A New Solution!
This year iGEM Groningen is trying to create a solution for the cyst nematode problem by developing RootPatch, a community of genetically engineered soil bacteria that will coat the roots of the potato plant. This bacterial community is engineered in such a way that it not only provides nutritional support to the plant, but also repels the nematodes away by acting on their nervous system. While normally the nematodes are attracted towards the plant, they now will try to avoid it. A method which hasn’t been used before and which shows great potential to be very efficient and specific only to the parasitic nematodes, thereby preventing unwanted effects to other animals and plants in the environment. In addition, this new way of using bacteria to ward off nematodes can be implemented to different agricultural plants experiencing parasitism as well by other nematode species.
Besides their goal to find a new solution to the nematode problem, iGEM Groningen is collaborating with Dutch institutions to set up a new educational platform for high school students about the use of these kinds of genetically modified organisms. The aim of this platform is to let students form an educated opinion on genetic modification and the use of genetically modified organisms. With the input from the high school students, an advisory report will be developed by the University of Leiden which will be presented to the Dutch government.
Why The Team Needs Your Help

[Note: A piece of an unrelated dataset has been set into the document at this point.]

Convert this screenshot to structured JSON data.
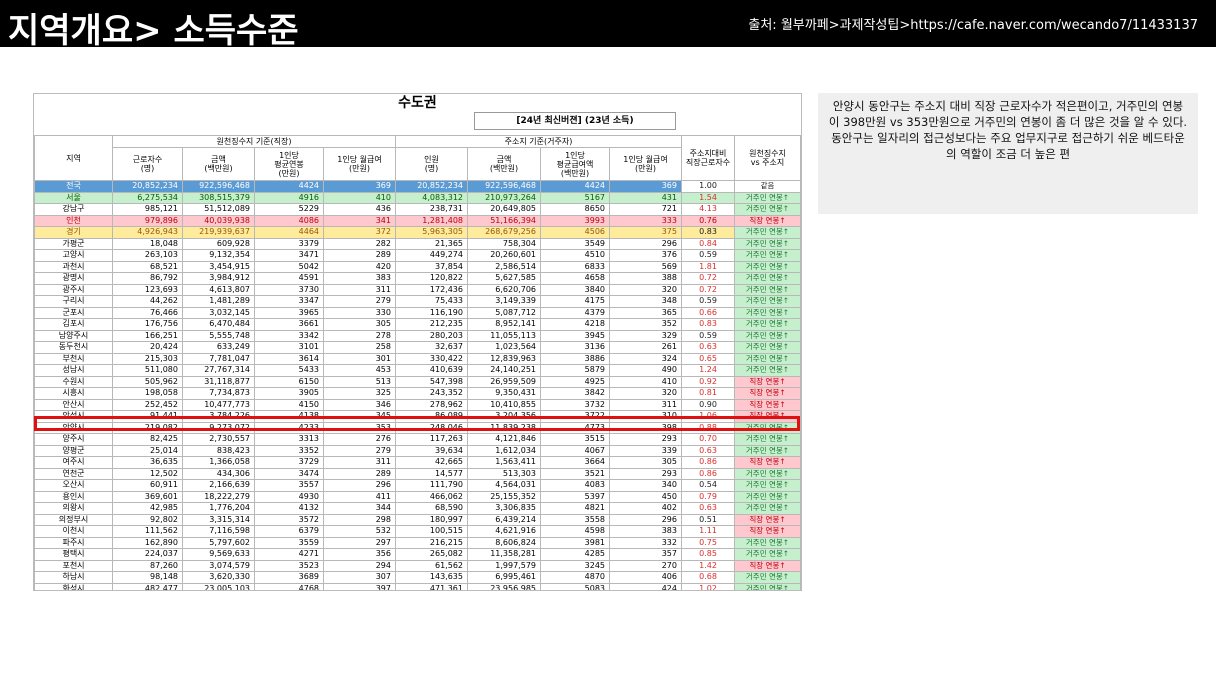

In order to realize all of this, the iGEM Groningen team needs your help! While they have support from the university and the industry, they are still looking for financial support to compete in the competition and to develop their project. Every euro will count to get closer to their goal! With the money they will be able to do their lab experiments and to run the computer simulations necessary to prove their idea. In addition, there are other aspects like the development of the educational platform and registration for the competition that require funding. At the end of October, their idea will be evaluated by experts of the iGEM Foundation at the virtual iGEM finale event, joined by over 6000 students and academics. Help this group of passionate students in their mission to change the world of crop protection!